Difficulties arise when there is a head-on constitutional collision. E.g when legislatures (instead of judiciary) take penal action against the Press. In my view this is an encroachment on press freedom (a fundamental right guaranteed under Article 19(1)(a)). In past, questions relating to the chemistry of legislative privilege and the Right to Freedom of Speech and Expression have knocked the doors of the Supreme Court.
Amongst the earliest of such instances was the ‘Searchlight’ case (I) (M.S.M. Sharma vs. S.K. Sinha, AIR 1959 SC 395), which concerned the publication of expunged portions of proceedings of the Bihar Assembly. On being sentenced to imprisonment, the editor moved the Supreme Court, arguing that the publication was protected under Article 19(1)(a). Rejecting his stand, the Supreme Court held that the power of judicial review, applicable to ordinary law, could not be invoked to challenge an order made under Article 194, a Constitutional provision.
A few years later, one Keshav Singh was sentenced to one week’s imprisonment for breach of privilege of the Uttar Pradesh legislative assembly. Subsequently, a petition filed by him was listed before the Allahabad High Court. When the case was called, the Government advocate was not present; the petition was admitted and as the sentence was only one week, Singh was directed to be released on bail during the pendency of the case. The Assembly took offence to this and the stay order passed by the two judges was regarded as a breach of their privilege. Soon, the Assembly ordered its Marshal to arrest the judges and produce them before the Bar of the house. Subsequently, a full court (of 28 judges from the Lucknow and the Allahabad High Court) stayed the order of arrest. The matter went up to the President and Supreme Court before it was defused. The Supreme Court although held that Article 21 would be applicable even when Legislatures exercise their powers in respect of their privilege however, it also confirmed that the Freedom of Speech is subservient to legislative privilege.
In Raja Ram Pal v Hon’ble Speaker, Lok Sabha and Ors., (2007) 3 SCC 184, another Constitution Bench revisited the conflict. The Court held that the rights under Articles 20 and 21 could prevail over privileges under Articles 105 and 194. However, the Court omitted to lay down law as to the right under Article 19(1)(a).

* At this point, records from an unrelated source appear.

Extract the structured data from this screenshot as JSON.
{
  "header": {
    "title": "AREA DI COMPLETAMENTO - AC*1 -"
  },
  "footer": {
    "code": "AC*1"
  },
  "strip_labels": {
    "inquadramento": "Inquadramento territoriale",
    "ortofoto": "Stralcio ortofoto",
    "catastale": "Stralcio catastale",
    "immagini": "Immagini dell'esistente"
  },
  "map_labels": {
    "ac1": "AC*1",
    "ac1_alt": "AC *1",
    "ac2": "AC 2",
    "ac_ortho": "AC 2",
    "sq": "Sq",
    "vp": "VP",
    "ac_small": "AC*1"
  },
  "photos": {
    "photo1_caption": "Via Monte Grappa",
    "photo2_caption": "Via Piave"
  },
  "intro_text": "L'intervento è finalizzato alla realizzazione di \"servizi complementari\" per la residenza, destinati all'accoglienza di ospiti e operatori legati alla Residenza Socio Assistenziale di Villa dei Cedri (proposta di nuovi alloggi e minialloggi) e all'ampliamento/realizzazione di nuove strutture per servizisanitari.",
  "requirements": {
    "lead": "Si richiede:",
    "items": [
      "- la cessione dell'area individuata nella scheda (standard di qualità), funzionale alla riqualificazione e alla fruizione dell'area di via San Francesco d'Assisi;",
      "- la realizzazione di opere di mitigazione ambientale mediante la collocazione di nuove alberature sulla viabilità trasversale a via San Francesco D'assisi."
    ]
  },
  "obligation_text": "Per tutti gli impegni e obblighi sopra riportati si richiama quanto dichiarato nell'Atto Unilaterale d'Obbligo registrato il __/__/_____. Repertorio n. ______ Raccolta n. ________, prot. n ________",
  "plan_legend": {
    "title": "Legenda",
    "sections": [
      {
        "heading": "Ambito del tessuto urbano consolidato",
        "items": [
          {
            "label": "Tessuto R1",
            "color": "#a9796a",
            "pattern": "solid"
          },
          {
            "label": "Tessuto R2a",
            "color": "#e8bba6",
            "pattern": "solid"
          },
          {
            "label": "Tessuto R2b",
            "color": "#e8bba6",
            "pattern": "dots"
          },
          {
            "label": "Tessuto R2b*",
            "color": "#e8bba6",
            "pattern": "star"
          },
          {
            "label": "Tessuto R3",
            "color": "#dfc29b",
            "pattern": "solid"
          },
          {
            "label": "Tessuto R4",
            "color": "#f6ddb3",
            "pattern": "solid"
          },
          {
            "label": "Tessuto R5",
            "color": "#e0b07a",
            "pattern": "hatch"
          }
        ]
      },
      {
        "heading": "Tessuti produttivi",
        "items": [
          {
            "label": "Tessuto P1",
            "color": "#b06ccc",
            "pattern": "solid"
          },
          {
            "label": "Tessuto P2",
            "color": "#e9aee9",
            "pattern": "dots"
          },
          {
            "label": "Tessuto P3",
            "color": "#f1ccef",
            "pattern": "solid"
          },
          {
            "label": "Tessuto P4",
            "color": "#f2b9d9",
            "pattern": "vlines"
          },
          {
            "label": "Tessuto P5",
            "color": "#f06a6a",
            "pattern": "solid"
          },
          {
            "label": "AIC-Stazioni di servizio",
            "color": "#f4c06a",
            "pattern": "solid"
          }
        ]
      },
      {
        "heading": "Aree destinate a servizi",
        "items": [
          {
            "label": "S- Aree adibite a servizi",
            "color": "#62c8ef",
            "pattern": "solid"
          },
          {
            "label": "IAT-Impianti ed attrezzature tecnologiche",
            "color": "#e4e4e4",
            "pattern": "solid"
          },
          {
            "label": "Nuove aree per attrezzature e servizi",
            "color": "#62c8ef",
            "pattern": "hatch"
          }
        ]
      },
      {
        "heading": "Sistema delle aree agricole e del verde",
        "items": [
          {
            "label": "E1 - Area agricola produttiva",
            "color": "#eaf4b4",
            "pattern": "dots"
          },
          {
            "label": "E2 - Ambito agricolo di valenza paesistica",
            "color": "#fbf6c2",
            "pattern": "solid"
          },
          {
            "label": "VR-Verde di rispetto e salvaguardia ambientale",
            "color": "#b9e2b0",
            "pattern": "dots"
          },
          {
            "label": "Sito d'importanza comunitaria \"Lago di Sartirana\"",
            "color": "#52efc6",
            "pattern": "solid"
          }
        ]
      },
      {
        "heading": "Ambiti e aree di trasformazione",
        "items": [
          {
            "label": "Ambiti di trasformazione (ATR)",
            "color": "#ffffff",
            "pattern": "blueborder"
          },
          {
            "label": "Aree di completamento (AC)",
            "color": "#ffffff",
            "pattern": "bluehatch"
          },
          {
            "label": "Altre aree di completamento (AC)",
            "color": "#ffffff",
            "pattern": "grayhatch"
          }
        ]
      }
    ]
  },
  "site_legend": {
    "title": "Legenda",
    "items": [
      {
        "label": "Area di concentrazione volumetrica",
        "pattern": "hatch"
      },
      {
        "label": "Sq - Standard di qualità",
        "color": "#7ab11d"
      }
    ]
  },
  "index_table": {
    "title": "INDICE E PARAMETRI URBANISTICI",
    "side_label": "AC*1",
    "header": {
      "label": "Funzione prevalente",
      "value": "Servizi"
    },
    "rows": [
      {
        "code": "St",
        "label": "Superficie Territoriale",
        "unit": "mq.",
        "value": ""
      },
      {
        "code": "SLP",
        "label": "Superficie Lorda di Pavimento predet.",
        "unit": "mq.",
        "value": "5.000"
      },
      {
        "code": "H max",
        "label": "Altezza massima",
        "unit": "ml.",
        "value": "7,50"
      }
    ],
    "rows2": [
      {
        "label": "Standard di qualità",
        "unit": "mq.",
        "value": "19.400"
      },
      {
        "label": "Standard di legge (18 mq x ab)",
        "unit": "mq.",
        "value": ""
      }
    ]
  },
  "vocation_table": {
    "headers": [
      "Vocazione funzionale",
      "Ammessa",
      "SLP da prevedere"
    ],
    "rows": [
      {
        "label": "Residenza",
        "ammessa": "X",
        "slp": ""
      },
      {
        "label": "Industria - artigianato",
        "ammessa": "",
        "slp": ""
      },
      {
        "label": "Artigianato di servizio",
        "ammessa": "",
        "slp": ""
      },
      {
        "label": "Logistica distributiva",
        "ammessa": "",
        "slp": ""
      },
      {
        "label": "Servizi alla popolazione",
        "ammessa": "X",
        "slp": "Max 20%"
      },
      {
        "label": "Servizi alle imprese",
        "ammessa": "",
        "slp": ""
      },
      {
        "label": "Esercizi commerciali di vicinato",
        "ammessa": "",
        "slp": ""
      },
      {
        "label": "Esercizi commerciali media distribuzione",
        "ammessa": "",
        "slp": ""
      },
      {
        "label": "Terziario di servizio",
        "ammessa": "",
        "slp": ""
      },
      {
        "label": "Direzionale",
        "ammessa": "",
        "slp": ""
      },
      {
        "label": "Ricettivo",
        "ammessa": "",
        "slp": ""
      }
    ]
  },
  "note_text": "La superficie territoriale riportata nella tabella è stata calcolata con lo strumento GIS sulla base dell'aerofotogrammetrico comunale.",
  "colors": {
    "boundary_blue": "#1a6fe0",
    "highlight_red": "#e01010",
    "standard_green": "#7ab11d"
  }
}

Therefore, in light of the Hohfeldian analysis of right-duty-privilege and judicial precedents, there appears to be a lacuna in understanding and interpreting the width and ambit of parliamentary privileges when they tend to act against press.
Namit Saxena is a Lawyer practicing in the Supreme Court of India.
[The opinions expressed in this article are the personal opinions of the author. The facts and opinions appearing in the article do not reflect the views of LiveLaw and LiveLaw does not assume any responsibility or liability for the same]